A number of EU nations are becoming weary of the sanctions. Italy, which has long standing trade ties with Russia has been particularly outspoken on the issue. Italian Prime Minister Matteo Renzi has complained that German Chancellor Angela Merkel is forcing other EU nations to go along with the sanctions while Germany is engaging Russia in projects that are contrary to the terms of the sanctions. Renzi is specifically referring to a German-Russian plan to construct a natural gas pipeline between the two nations through the Baltic Sea. The project comes after a similar pipeline project that would have included Italy’s Eni energy company was cancelled last year.

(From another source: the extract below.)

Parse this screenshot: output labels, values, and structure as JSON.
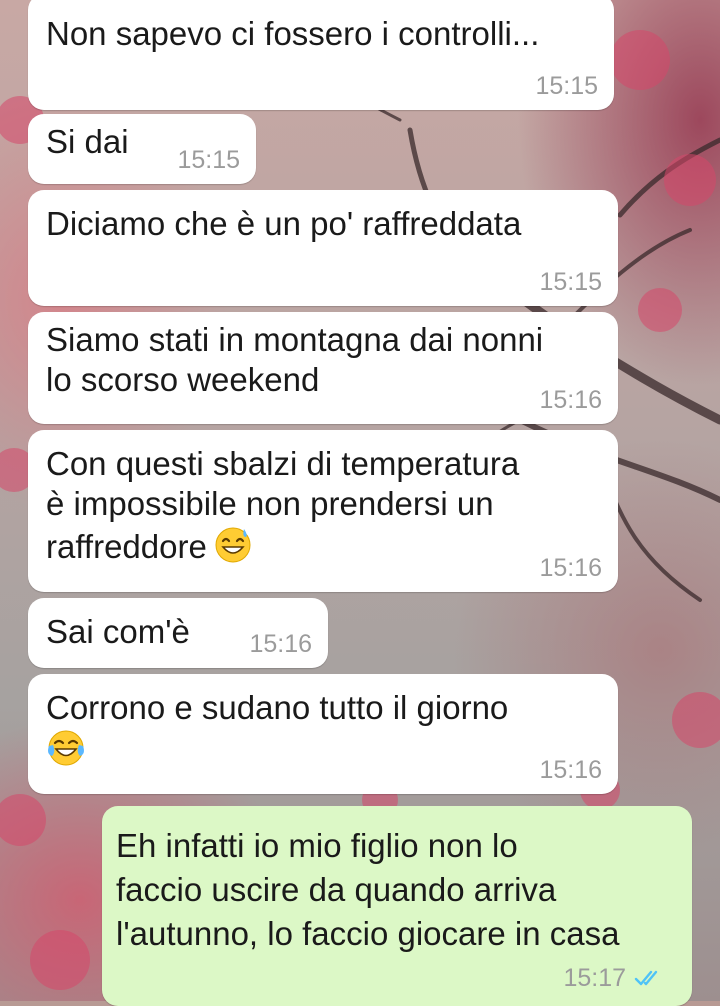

As the EU hobbles toward 2016 it looks back on what has been a tumultuous and divisive year. The Paris terrorist attacks, Greece’s near exit from the EU, and the continuing refugee crisis have placed tremendous amounts of pressure on the member nations. From all indications, the coming year is not going to offer a reprieve for Europe. If anything, it is going to be worse.